This is a hard post to write for a couple reasons. First, I haven’t written a blog post in two years. TWO YEARS. I’m still trying to figure out what exactly happened. I could give a million reasons that I was busy, overworked, tired, etc, but that isn’t the real reason. I do think however, it’s important to be vulnerable and talk about the very real phenomenon that teachers feel at some point in their career…which is why I haven’t written.
Quite simply I began to experience burnout at the start of the 2019-2020 school year, and then the pandemic hit. I don’t really need to go into the specifics because I know that if you were a teacher you were hit hard by the very abrupt and shocking change to our learning environment and teaching as we knew it. It intensified my burnout to the point that I was wondering if teaching was still for me. It brings stingy tears to my eyes when I think about it.
So I’m not going to talk about the pandemic. I’m not going to talk about the impossible demands that it felt like teachers all over the world were under. We’re already familiar with that. I’m going to talk about my journey of how I’ve been healing from burnout and how I’m getting that fire BACK.
At the end of the 2020-2021 school year, I was counting down the days to summer. I had never before done this with this urgency like I did this year. Teachers aren’t allowed to say these things out loud. There’s tremendous guilt involved with thinking that way and there’s a hesitation we all have to say it. No one wants to be that teacher, the one who is tired or frazzled or overworked. On the last day of school I felt no relief. I drove home, still feeling heavy and tired. Usually after the end of the school year, I feel a little down with the change in routine, missing my colleagues and students for a few weeks. This year, I felt that let down for a solid month. I kept checking my school email, but it felt like it took everything I had to respond. My mind felt cluttered and foggy. It was like a slight depression that was taking over, and it was intensified by the needs of the 4 children in my house that were now in my face all day long.

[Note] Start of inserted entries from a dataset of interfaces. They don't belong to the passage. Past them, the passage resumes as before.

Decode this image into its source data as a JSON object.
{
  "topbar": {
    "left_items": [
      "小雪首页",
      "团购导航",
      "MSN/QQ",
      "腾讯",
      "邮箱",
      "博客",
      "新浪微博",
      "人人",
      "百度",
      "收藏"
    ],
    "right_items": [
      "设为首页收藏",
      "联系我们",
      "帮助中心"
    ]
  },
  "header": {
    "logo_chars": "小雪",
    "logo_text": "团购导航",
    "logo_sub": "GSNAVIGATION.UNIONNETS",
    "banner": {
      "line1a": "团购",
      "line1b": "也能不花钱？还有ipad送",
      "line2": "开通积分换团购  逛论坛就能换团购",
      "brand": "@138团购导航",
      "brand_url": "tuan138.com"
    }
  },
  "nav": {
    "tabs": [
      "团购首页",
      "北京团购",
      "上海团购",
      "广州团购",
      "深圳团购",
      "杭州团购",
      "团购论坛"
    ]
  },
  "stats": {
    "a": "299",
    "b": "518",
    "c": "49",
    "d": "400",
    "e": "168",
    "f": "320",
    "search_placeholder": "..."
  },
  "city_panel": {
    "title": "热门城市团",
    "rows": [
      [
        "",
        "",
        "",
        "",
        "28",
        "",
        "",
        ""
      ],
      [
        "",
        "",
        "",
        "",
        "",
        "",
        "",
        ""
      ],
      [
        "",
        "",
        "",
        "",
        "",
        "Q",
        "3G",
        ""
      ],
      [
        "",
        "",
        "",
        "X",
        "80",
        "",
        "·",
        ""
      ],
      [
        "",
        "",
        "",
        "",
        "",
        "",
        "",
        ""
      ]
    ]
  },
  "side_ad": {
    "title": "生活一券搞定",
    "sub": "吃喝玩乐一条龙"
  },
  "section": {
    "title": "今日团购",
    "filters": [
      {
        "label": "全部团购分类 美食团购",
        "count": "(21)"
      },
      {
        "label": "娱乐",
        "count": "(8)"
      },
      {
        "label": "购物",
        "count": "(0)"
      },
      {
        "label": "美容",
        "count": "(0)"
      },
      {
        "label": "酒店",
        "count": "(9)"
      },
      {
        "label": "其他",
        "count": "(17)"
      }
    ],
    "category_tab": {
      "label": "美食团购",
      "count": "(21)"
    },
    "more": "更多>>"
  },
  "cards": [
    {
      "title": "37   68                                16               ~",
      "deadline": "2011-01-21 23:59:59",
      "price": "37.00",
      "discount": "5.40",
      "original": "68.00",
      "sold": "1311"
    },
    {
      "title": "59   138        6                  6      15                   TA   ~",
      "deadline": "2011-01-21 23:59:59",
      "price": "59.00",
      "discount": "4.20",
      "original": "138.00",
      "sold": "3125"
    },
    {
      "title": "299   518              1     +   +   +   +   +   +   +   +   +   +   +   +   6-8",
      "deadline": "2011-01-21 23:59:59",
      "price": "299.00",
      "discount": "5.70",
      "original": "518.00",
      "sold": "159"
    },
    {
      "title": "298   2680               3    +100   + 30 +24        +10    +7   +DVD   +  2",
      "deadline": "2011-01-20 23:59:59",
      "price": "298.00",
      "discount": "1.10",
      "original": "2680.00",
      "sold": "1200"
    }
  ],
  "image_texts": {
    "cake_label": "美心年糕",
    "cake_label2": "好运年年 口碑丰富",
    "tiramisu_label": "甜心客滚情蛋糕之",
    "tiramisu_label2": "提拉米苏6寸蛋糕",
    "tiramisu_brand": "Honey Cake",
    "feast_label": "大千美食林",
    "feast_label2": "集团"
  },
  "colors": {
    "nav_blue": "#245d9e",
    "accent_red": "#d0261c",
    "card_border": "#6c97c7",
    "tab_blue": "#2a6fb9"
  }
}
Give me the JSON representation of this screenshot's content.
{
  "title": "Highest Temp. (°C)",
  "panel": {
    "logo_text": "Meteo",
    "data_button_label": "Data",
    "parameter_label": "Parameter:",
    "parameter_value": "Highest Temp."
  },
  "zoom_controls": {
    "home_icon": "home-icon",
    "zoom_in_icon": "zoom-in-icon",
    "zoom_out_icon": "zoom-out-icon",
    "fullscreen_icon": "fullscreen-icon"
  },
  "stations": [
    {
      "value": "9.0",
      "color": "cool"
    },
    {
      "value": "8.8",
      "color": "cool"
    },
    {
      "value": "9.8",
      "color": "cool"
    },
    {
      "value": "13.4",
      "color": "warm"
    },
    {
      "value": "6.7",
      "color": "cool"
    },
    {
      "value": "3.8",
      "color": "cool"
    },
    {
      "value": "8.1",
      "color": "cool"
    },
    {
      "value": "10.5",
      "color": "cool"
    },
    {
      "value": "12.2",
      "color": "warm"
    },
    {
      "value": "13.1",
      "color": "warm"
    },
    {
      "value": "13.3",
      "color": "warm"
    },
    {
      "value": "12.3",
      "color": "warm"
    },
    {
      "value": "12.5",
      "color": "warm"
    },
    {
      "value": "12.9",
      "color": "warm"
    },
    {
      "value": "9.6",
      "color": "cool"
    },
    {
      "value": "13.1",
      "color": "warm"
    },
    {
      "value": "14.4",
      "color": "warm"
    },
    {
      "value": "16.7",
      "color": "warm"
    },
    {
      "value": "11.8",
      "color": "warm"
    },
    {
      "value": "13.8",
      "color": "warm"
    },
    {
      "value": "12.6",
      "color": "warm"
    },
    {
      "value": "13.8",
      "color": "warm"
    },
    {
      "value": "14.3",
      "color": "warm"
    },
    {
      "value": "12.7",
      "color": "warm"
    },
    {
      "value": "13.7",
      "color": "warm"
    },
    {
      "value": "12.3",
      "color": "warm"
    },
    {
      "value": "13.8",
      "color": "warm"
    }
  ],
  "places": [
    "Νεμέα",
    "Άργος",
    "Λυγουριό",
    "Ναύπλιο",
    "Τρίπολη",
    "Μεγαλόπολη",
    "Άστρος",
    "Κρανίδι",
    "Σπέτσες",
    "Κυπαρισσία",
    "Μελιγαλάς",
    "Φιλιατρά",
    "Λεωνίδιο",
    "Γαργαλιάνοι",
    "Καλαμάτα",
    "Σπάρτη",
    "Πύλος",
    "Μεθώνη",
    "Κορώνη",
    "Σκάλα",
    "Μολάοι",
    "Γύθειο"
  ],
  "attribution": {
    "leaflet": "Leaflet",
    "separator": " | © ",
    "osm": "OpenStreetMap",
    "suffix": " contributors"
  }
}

Then July came around and I was sitting on a swim raft with my 12 year old daughter. She’s wise beyond her years and she started to talk about her career path. She shared that she wants to go into the field of psychology and mental health. We talked about the importance of self care and it hit me that I’ve not truly done this for a serious amount of time. We leaped off the swim raft into the cold water and the exhilaration of jumping in shook me to the core. I needed a hard reset, a hard reset that I’ve never taken before. I truly needed to cut myself off from thinking about my job.

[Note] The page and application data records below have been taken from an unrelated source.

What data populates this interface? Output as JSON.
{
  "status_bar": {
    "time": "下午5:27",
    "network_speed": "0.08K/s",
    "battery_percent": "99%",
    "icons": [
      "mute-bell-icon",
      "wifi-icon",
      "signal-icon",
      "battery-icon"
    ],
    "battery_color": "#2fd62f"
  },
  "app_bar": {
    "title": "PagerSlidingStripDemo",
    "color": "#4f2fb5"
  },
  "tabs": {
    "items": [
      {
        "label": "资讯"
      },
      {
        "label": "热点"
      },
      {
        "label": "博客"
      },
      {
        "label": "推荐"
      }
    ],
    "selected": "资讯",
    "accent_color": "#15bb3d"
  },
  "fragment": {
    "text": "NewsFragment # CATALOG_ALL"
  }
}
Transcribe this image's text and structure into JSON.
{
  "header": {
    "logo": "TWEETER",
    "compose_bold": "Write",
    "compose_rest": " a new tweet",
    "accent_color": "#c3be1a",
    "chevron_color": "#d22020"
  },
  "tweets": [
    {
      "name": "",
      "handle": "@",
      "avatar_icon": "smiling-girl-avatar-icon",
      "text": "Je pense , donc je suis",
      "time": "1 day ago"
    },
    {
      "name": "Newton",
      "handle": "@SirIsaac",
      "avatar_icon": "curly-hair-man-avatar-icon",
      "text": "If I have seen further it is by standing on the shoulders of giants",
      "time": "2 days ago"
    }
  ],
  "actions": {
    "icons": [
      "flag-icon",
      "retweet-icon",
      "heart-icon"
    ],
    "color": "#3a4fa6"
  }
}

So I took my school email off my phone.
I committed to only checking email once per week on the computer.
I put some things that I know I will enjoy on the calendar, and I did them. Visiting friends far way, hiking, swimming and riding bikes in fun places.
I went for solo long bike rides while listening to music.
I put my phone down and didn’t check it for hours. Sometimes 5+ hours.
I started to live more in the moment instead of worrying about the upcoming school year.
I took a BREAK from school.
I’m slowly coming out of it, and I’d love to tell you this magically fixed me…I’m feeling tons better, but I know I’m not all the way there yet. I’m lucky that I’ve experienced this mild depression and have been able to manage it. Not everyone is this lucky. If you’re reading this and you’re worried about your career, or your mental health…please talk to someone about it. I kept it inside for almost a year, thinking that it would work itself out, but nothing got better until I started to communicate with my loved ones about the very real issue which is teacher burnout. My heart goes out to you if you’ve ever experienced this soul crushing feeling.
So should I apologize for not blogging? I’m not sure. I’m hoping that this school year will give me a renewed sense of hope and ambition. I’m hoping that if the pandemic did this to you, that you’re taking good care of yourself this summer. I’m working on some new projects that feel exciting and fun. We’ve got a lot to look forward to this school year, and I’m getting really excited to cultivate energy and excitement with my school.